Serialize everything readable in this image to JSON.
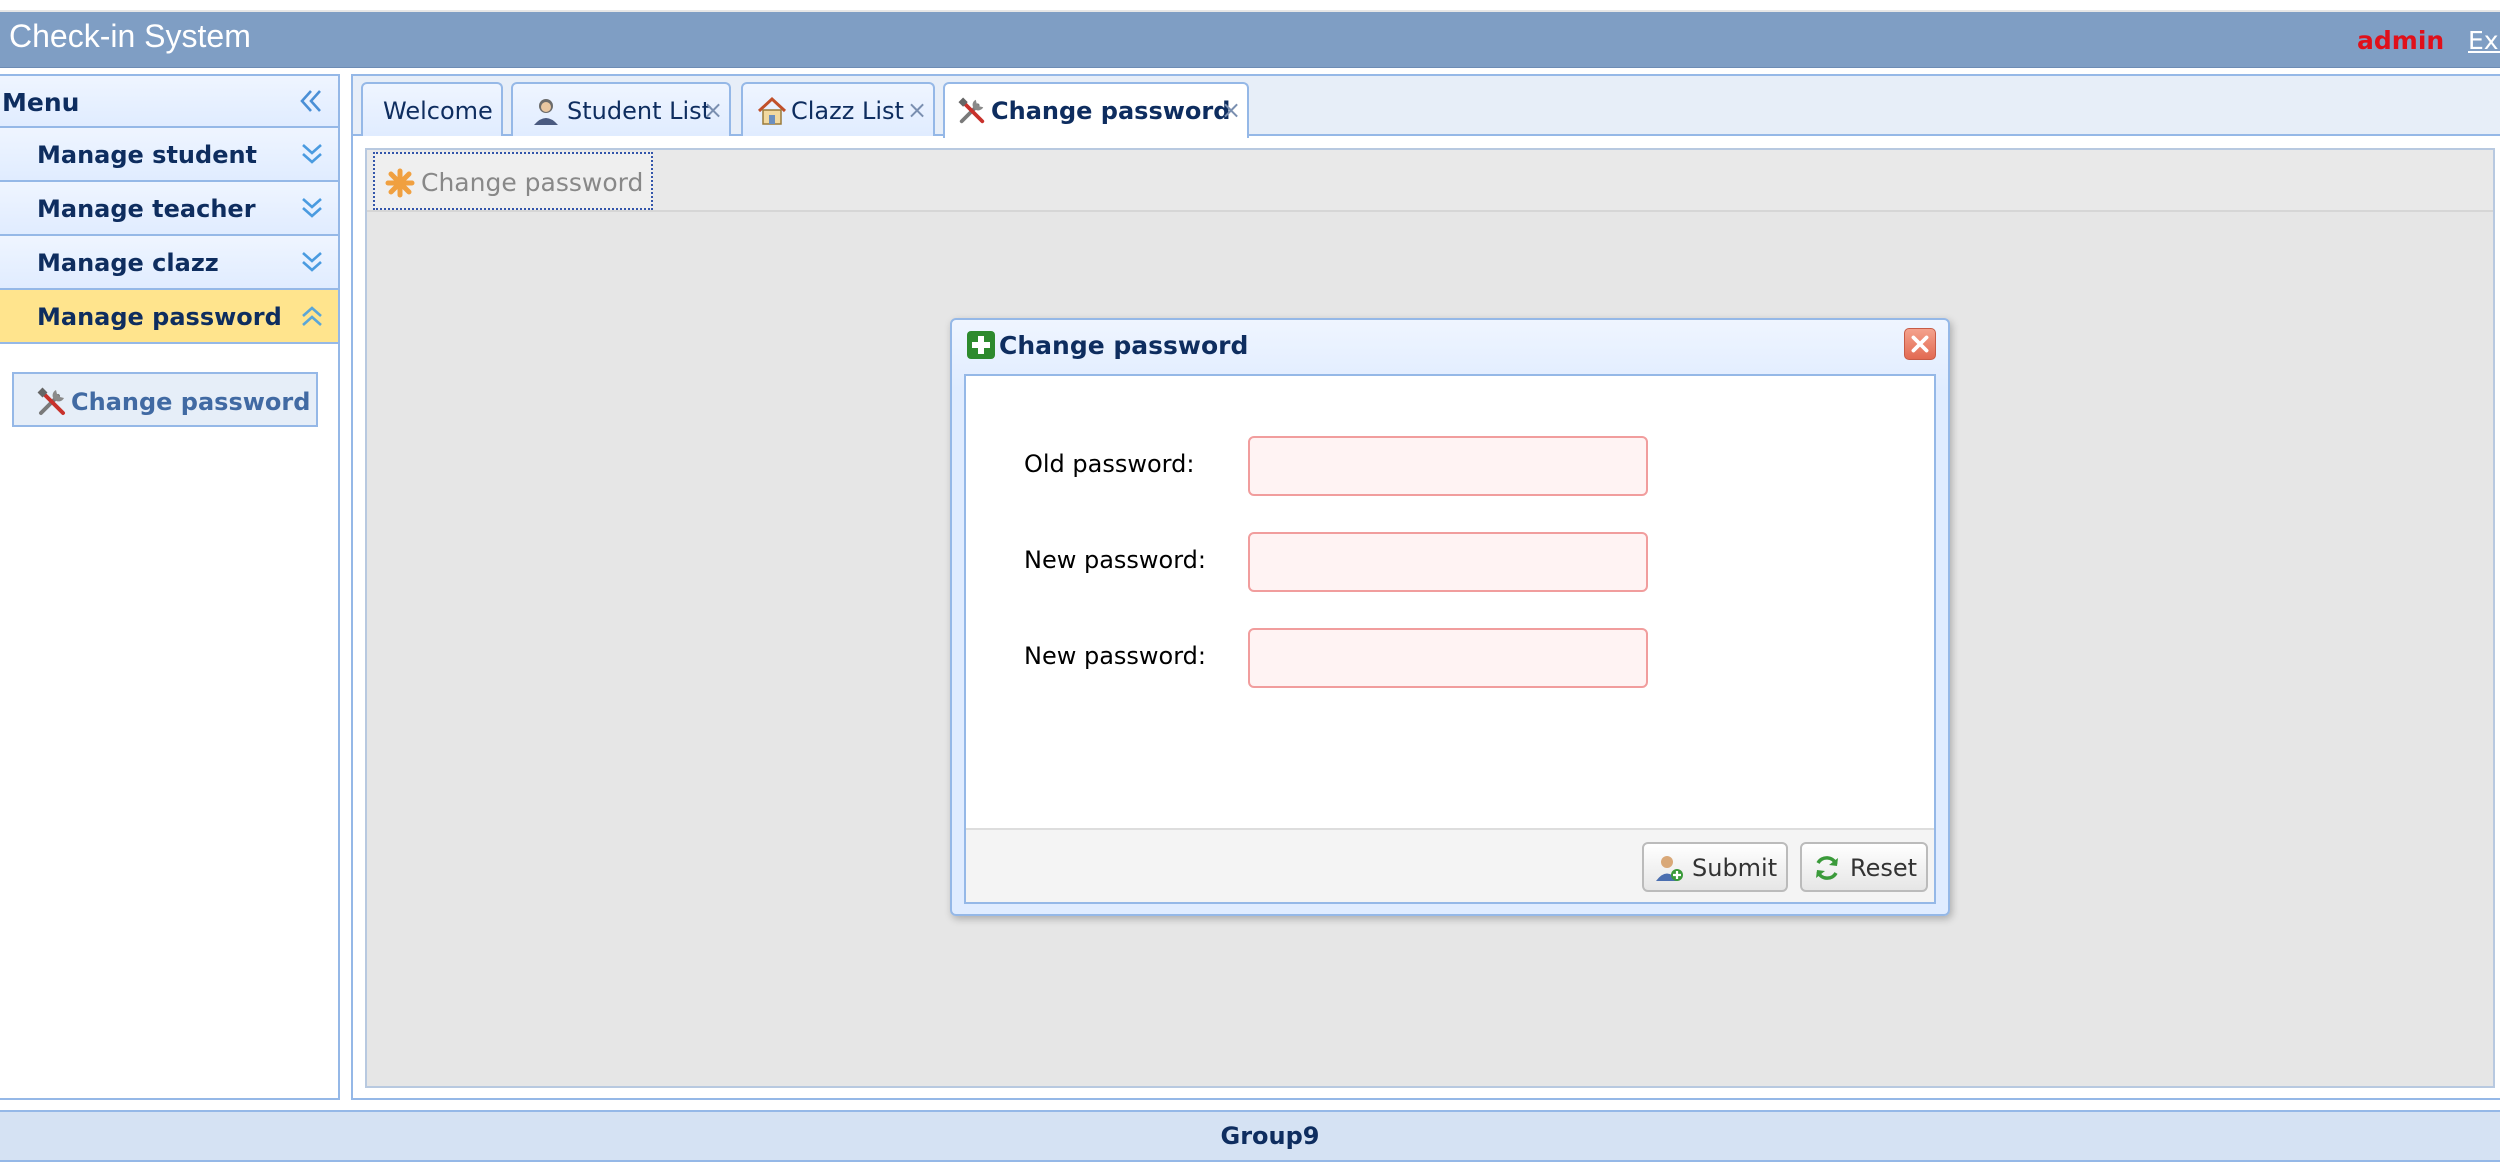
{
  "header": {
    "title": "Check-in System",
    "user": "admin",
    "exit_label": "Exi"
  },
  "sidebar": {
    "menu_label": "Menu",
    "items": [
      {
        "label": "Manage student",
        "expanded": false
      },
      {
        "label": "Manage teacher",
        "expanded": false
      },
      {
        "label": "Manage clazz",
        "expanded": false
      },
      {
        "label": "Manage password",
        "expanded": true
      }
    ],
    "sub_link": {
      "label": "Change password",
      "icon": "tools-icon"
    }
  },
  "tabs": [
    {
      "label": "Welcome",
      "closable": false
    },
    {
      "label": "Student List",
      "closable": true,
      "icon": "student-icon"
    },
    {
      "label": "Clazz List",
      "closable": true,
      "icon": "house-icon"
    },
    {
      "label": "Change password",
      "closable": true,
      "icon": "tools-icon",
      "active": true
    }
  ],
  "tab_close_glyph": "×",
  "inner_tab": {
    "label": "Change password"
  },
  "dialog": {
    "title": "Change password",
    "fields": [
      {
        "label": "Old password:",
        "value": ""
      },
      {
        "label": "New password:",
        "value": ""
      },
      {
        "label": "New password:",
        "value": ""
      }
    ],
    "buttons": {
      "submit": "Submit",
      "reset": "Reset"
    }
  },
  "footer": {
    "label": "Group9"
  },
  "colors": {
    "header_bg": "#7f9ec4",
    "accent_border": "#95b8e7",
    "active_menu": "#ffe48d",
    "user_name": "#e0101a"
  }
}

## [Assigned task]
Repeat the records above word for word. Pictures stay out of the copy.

## [Response to this task]
Serialize everything readable in this image to JSON.
{
  "header": {
    "title": "Check-in System",
    "user": "admin",
    "exit_label": "Exi"
  },
  "sidebar": {
    "menu_label": "Menu",
    "items": [
      {
        "label": "Manage student",
        "expanded": false
      },
      {
        "label": "Manage teacher",
        "expanded": false
      },
      {
        "label": "Manage clazz",
        "expanded": false
      },
      {
        "label": "Manage password",
        "expanded": true
      }
    ],
    "sub_link": {
      "label": "Change password",
      "icon": "tools-icon"
    }
  },
  "tabs": [
    {
      "label": "Welcome",
      "closable": false
    },
    {
      "label": "Student List",
      "closable": true,
      "icon": "student-icon"
    },
    {
      "label": "Clazz List",
      "closable": true,
      "icon": "house-icon"
    },
    {
      "label": "Change password",
      "closable": true,
      "icon": "tools-icon",
      "active": true
    }
  ],
  "tab_close_glyph": "×",
  "inner_tab": {
    "label": "Change password"
  },
  "dialog": {
    "title": "Change password",
    "fields": [
      {
        "label": "Old password:",
        "value": ""
      },
      {
        "label": "New password:",
        "value": ""
      },
      {
        "label": "New password:",
        "value": ""
      }
    ],
    "buttons": {
      "submit": "Submit",
      "reset": "Reset"
    }
  },
  "footer": {
    "label": "Group9"
  },
  "colors": {
    "header_bg": "#7f9ec4",
    "accent_border": "#95b8e7",
    "active_menu": "#ffe48d",
    "user_name": "#e0101a"
  }
}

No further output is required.